Action item — Give back, unchanged, the line containing "What's the underlying" and every line after it up to the end of the listing.
** Data for this exercise follows **
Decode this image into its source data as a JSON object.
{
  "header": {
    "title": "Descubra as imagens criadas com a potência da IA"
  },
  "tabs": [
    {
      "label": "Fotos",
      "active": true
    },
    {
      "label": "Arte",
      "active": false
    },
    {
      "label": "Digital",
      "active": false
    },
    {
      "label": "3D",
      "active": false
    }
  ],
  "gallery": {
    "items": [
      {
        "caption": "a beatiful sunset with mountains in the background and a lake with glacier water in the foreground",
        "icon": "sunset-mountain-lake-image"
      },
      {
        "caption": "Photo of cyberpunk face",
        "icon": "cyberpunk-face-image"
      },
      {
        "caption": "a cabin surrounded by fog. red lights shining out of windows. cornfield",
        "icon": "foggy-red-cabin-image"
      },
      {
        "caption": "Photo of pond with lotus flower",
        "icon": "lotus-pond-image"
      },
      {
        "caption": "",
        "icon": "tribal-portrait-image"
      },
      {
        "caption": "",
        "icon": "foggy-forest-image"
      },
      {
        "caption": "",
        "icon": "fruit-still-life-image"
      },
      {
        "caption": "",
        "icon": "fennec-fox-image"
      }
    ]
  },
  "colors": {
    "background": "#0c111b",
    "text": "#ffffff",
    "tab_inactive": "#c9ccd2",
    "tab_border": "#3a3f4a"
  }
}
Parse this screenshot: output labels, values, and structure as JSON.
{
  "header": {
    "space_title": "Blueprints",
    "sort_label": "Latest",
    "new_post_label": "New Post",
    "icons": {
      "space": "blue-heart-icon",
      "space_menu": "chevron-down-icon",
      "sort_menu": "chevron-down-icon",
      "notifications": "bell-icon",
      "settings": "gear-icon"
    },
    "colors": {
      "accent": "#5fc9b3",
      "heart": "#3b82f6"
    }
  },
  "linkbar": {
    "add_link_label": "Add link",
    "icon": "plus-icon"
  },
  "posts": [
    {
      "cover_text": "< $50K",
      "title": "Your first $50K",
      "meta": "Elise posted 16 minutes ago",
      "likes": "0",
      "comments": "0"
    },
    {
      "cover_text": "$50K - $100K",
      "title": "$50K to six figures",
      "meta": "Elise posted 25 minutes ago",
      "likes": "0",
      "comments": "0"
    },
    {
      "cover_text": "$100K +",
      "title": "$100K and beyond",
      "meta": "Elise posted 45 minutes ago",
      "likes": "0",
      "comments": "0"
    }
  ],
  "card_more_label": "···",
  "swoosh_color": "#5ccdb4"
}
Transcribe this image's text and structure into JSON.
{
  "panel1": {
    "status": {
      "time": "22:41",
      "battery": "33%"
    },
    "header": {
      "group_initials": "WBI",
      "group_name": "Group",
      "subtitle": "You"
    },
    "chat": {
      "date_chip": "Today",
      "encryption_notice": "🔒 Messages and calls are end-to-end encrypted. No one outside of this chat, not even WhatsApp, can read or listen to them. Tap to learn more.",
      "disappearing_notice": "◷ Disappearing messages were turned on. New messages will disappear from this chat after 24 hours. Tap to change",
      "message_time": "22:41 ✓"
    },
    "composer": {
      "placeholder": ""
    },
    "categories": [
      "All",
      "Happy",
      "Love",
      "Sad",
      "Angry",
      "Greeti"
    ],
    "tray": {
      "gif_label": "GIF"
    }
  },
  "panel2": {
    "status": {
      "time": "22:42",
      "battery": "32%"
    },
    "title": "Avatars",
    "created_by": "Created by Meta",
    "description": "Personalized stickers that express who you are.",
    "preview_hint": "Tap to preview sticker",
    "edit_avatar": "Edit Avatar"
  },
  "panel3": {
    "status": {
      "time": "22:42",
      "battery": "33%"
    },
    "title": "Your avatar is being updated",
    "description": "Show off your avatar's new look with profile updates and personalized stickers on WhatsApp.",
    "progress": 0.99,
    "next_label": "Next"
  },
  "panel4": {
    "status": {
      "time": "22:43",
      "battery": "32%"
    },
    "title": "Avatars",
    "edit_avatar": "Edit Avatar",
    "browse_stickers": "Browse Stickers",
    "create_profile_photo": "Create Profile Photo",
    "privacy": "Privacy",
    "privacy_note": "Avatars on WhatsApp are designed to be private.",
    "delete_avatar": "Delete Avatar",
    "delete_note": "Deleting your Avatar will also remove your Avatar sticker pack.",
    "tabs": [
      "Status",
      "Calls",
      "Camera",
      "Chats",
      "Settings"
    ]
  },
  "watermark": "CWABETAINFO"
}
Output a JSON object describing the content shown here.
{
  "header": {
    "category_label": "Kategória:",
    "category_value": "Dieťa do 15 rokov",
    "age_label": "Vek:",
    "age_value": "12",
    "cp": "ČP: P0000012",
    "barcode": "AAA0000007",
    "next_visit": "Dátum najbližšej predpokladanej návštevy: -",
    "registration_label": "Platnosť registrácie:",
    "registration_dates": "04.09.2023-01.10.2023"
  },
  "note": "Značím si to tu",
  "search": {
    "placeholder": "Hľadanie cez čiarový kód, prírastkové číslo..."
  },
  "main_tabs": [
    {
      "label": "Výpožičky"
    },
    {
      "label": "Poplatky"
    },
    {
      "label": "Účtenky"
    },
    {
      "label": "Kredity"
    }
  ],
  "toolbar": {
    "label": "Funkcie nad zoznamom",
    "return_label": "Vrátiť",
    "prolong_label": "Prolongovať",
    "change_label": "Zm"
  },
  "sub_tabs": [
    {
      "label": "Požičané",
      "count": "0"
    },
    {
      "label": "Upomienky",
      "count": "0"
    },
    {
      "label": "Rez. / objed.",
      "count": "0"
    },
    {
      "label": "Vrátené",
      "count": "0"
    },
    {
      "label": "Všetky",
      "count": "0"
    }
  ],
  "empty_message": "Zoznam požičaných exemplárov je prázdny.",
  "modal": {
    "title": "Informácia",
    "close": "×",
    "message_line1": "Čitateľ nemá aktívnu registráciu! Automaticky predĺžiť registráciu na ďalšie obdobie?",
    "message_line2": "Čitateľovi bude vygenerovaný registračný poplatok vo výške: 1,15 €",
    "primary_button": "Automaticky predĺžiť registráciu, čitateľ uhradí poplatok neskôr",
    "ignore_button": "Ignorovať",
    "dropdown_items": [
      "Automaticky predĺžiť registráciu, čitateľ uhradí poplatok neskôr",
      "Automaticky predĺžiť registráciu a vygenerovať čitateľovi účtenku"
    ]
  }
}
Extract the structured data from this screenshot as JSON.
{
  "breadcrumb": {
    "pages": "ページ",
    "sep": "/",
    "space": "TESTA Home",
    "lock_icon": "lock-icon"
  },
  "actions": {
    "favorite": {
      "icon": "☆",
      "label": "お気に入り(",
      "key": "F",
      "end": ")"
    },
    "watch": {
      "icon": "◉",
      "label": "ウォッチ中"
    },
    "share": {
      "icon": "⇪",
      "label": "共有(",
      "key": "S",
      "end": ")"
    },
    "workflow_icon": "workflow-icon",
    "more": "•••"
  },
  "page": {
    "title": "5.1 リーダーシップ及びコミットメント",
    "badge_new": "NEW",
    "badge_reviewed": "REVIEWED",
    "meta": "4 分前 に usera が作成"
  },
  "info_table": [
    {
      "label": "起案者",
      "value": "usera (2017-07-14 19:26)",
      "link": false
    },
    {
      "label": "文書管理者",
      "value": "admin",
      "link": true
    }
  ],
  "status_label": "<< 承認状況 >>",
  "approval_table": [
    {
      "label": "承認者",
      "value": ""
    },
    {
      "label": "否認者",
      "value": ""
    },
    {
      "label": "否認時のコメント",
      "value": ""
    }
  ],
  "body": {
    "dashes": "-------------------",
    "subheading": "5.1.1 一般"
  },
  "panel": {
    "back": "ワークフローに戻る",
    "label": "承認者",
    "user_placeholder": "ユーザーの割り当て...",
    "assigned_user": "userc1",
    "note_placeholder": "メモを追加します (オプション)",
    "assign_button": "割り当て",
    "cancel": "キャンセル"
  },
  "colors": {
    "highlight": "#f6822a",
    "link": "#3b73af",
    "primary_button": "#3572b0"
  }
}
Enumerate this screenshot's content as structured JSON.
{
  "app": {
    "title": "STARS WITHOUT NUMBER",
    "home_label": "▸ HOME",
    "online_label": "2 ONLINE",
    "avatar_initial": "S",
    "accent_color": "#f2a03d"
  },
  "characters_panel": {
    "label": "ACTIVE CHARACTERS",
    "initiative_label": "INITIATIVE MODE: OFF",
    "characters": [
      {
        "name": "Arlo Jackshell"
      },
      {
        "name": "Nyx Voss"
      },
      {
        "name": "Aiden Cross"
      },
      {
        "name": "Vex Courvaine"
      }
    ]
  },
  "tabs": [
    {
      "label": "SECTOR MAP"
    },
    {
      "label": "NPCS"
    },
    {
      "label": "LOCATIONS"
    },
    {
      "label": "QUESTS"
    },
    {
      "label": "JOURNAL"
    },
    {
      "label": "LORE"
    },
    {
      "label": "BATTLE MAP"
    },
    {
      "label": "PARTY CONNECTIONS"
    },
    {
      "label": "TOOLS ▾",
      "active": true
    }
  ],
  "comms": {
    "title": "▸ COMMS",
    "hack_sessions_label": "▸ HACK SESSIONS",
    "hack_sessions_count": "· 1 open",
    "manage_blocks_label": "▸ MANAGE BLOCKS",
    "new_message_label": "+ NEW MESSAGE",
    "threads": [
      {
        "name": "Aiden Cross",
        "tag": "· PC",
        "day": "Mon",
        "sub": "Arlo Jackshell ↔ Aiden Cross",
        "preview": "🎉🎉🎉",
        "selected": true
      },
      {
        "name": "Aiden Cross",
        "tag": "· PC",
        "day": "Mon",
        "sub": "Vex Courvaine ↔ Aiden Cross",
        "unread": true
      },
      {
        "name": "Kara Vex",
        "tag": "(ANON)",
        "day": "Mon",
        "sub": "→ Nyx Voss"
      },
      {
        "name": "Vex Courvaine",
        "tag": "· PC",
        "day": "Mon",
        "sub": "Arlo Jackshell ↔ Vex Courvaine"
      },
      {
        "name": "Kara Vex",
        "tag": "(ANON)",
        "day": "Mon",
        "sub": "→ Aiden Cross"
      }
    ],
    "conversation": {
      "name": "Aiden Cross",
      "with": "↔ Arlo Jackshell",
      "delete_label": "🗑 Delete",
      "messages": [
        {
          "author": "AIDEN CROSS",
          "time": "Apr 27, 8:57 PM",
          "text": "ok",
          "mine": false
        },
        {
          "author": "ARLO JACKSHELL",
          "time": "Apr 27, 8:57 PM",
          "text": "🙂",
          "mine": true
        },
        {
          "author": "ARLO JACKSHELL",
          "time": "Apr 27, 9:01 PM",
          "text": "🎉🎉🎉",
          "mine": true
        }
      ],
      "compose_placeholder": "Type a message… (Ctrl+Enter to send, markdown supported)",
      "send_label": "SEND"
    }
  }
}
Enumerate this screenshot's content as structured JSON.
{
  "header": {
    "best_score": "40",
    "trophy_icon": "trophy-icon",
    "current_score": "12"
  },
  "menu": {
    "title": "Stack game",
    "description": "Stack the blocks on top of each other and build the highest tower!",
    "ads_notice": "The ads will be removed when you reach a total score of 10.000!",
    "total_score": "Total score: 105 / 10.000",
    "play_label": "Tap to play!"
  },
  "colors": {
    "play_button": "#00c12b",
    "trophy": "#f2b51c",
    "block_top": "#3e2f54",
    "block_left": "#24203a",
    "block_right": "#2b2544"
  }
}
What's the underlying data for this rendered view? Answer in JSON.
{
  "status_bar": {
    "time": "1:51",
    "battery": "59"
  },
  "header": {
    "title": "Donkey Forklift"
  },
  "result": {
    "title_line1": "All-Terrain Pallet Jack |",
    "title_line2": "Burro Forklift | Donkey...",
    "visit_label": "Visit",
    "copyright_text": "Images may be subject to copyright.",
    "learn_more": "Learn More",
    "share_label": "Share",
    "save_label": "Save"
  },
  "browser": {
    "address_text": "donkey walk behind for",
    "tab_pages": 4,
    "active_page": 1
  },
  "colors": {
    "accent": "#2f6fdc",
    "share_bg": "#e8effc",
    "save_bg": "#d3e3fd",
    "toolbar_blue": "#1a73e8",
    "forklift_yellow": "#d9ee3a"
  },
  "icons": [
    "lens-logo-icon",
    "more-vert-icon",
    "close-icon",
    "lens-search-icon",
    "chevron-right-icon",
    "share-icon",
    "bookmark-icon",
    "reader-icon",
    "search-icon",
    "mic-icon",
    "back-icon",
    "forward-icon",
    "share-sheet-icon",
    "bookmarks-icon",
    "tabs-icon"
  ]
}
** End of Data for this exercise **
Task solution —
What's the underlying data for this rendered view? Answer in JSON.
{
  "status_bar": {
    "time": "1:51",
    "battery": "59"
  },
  "header": {
    "title": "Donkey Forklift"
  },
  "result": {
    "title_line1": "All-Terrain Pallet Jack |",
    "title_line2": "Burro Forklift | Donkey...",
    "visit_label": "Visit",
    "copyright_text": "Images may be subject to copyright.",
    "learn_more": "Learn More",
    "share_label": "Share",
    "save_label": "Save"
  },
  "browser": {
    "address_text": "donkey walk behind for",
    "tab_pages": 4,
    "active_page": 1
  },
  "colors": {
    "accent": "#2f6fdc",
    "share_bg": "#e8effc",
    "save_bg": "#d3e3fd",
    "toolbar_blue": "#1a73e8",
    "forklift_yellow": "#d9ee3a"
  },
  "icons": [
    "lens-logo-icon",
    "more-vert-icon",
    "close-icon",
    "lens-search-icon",
    "chevron-right-icon",
    "share-icon",
    "bookmark-icon",
    "reader-icon",
    "search-icon",
    "mic-icon",
    "back-icon",
    "forward-icon",
    "share-sheet-icon",
    "bookmarks-icon",
    "tabs-icon"
  ]
}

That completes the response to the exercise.